▶ _The task_
When a line of the entries below contains "Solvia", it counts once; state how many such lines there are and nothing else.

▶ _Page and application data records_
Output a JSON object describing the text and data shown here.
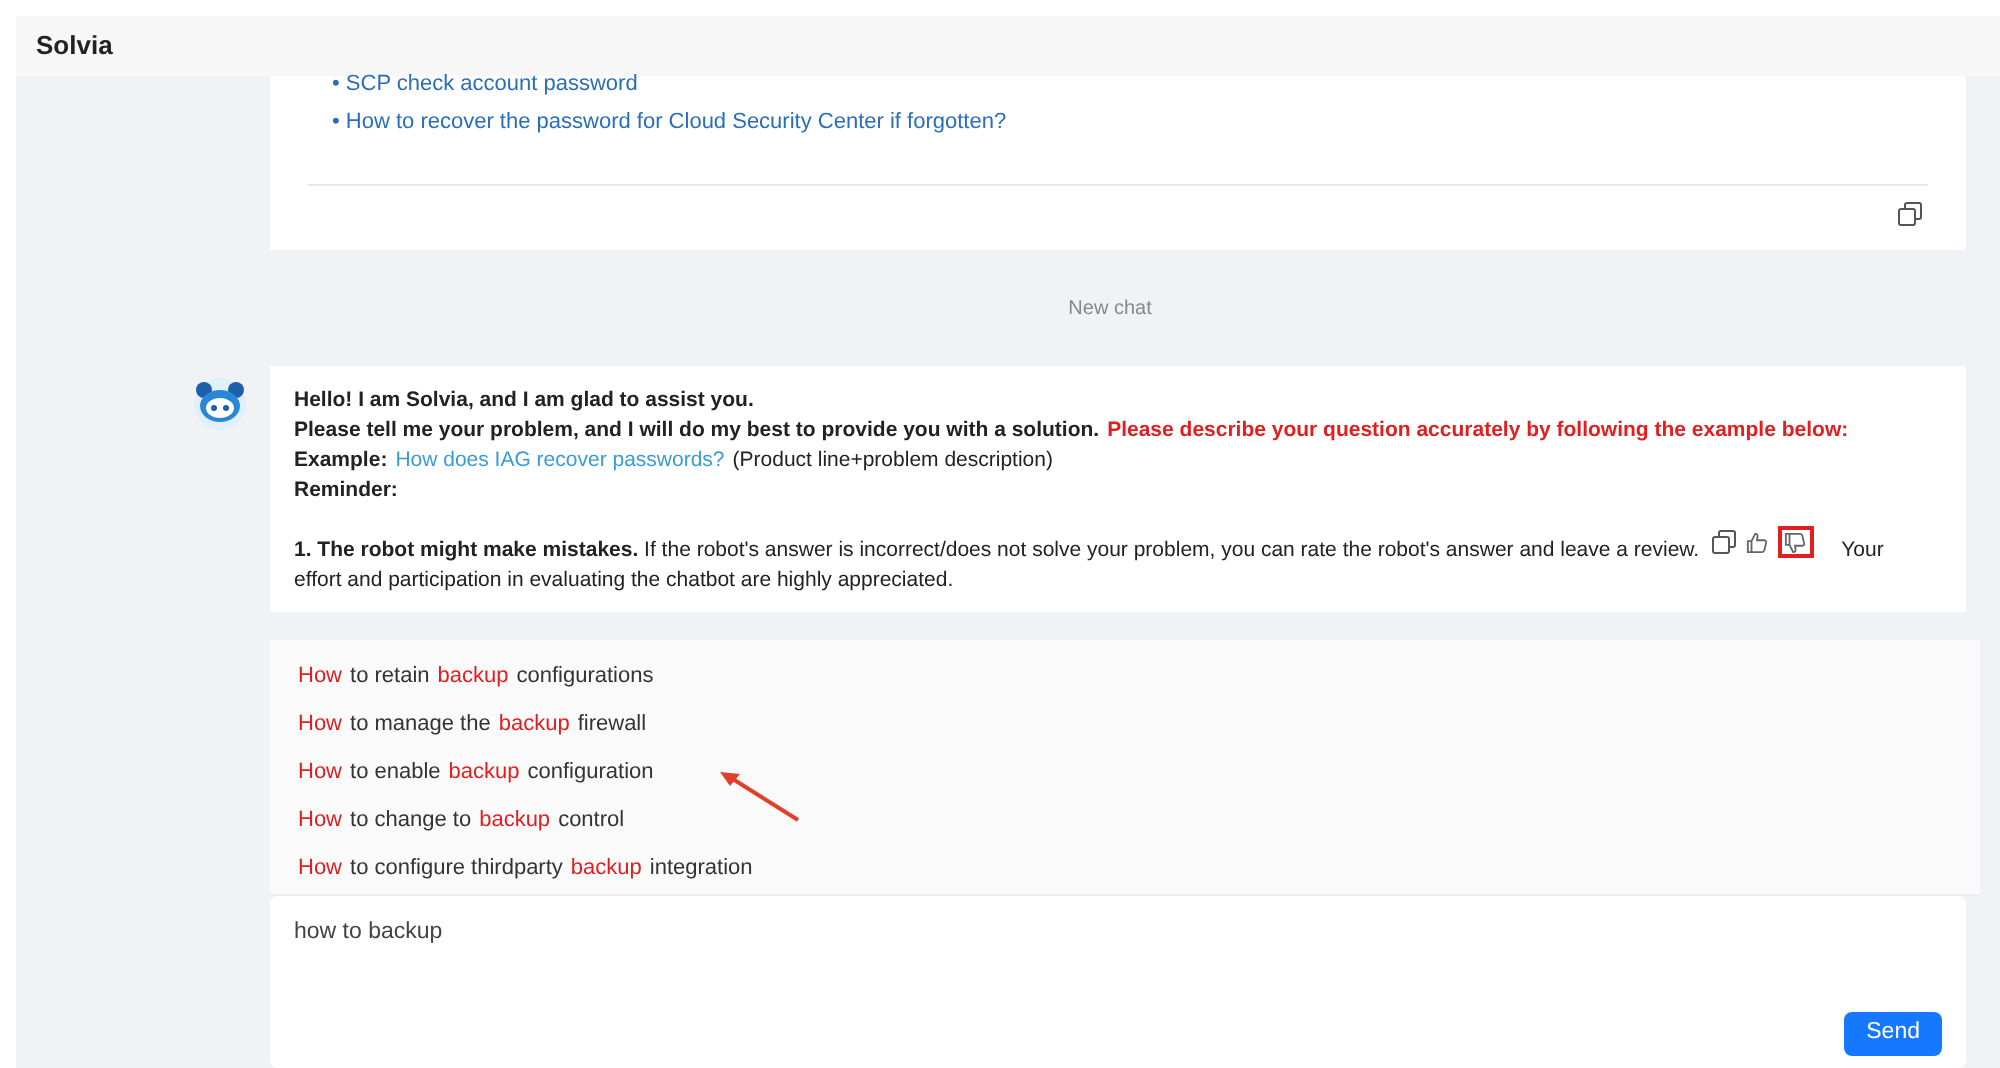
{
  "header": {
    "title": "Solvia"
  },
  "previous_answer": {
    "links": [
      "• SCP check account password",
      "• How to recover the password for Cloud Security Center if forgotten?"
    ]
  },
  "divider_label": "New chat",
  "message": {
    "greeting": "Hello! I am Solvia, and I am glad to assist you.",
    "request": "Please tell me your problem, and I will do my best to provide you with a solution.",
    "request_emphasis": "Please describe your question accurately by following the example below:",
    "example_label": "Example:",
    "example_link": "How does IAG recover passwords?",
    "example_note": "(Product line+problem description)",
    "reminder_label": "Reminder:",
    "reminder_start": "**1. The robot might make mistakes.** If the robot's answer is incorrect/does not solve your problem, you can rate the robot's answer and leave a review.",
    "reminder_end": "Your",
    "reminder_cont": "effort and participation in evaluating the chatbot are highly appreciated.",
    "dislike_marked": true
  },
  "suggestions": [
    {
      "parts": [
        {
          "text": "How",
          "match": true
        },
        {
          "text": "to retain",
          "match": false
        },
        {
          "text": "backup",
          "match": true
        },
        {
          "text": "configurations",
          "match": false
        }
      ]
    },
    {
      "parts": [
        {
          "text": "How",
          "match": true
        },
        {
          "text": "to manage the",
          "match": false
        },
        {
          "text": "backup",
          "match": true
        },
        {
          "text": "firewall",
          "match": false
        }
      ]
    },
    {
      "parts": [
        {
          "text": "How",
          "match": true
        },
        {
          "text": "to enable",
          "match": false
        },
        {
          "text": "backup",
          "match": true
        },
        {
          "text": "configuration",
          "match": false
        }
      ]
    },
    {
      "parts": [
        {
          "text": "How",
          "match": true
        },
        {
          "text": "to change to",
          "match": false
        },
        {
          "text": "backup",
          "match": true
        },
        {
          "text": "control",
          "match": false
        }
      ]
    },
    {
      "parts": [
        {
          "text": "How",
          "match": true
        },
        {
          "text": "to configure thirdparty",
          "match": false
        },
        {
          "text": "backup",
          "match": true
        },
        {
          "text": "integration",
          "match": false
        }
      ]
    }
  ],
  "input": {
    "value": "how to backup",
    "send": "Send"
  }
}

▶ _Solution for this problem_
2